UDP packets can only be consumed by an AIR application, so first, I had to convert my web application to an AIR application. I used the AIRLanchpad application to generate the base template, and because my web application was based on MVC, the port of the model, the controls and some of the views was simple. The main application had to change from an Application subclass to a WindowedApplication subclass. At the application creation complete event handling, a TUIOClient is instantiated with a UDP connector so is a gesture manager with a stage reference and a rotation gesture listener. The gesture manager having a reference to the stage watches for any added display object with mouse enabled property. These display objects can become gesture listeners. The custom layer being mouse enabled and a child of the stage is a candidate for a listener to gesture rotate events. Now, Kinect is very responsive and TUIOKinect will blast the application with rotation events. To smooth this fast sequence of rotation value that could have pikes in the stream, I implemented a digital low pass filter giving me smooth rotation values as my extended palms are performing rotation gestures. A rotation to the right gives me a positive angle which translated to incrementing my hour index value in my model which through binding automagically refreshed the layer to show the flood level values at each node at that time instance. A rotation to the left, does the opposite. Works like a charm, and this was a huge success at the GISWORX'11 plenary. Modest, ain't I ?

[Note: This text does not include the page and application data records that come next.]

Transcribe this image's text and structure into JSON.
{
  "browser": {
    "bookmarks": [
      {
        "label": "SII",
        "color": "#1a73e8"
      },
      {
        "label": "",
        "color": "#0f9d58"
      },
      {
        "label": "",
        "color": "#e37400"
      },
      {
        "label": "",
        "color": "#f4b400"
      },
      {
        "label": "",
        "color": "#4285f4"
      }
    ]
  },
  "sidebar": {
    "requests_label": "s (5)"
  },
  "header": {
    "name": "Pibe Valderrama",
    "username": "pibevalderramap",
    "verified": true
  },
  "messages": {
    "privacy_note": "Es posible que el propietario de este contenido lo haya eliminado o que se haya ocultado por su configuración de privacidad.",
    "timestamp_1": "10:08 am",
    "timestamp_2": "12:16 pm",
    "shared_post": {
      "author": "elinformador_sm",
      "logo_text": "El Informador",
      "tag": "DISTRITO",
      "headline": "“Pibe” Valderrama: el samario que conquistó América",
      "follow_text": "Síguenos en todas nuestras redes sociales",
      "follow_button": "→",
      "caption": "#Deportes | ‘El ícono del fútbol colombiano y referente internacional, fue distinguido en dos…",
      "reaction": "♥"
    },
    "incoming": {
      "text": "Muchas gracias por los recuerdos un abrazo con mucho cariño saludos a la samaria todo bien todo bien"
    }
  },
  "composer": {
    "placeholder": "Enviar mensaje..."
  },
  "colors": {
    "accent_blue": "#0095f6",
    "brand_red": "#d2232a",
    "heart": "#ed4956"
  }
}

If you have a Kinect and want to try it on your mac, download the AIR application from here. Like usual, the source is available for you to check out what I have done. Just hold the right key on the date label of the running application and it will give you the option to view and download the source code.
Happy Kinecting.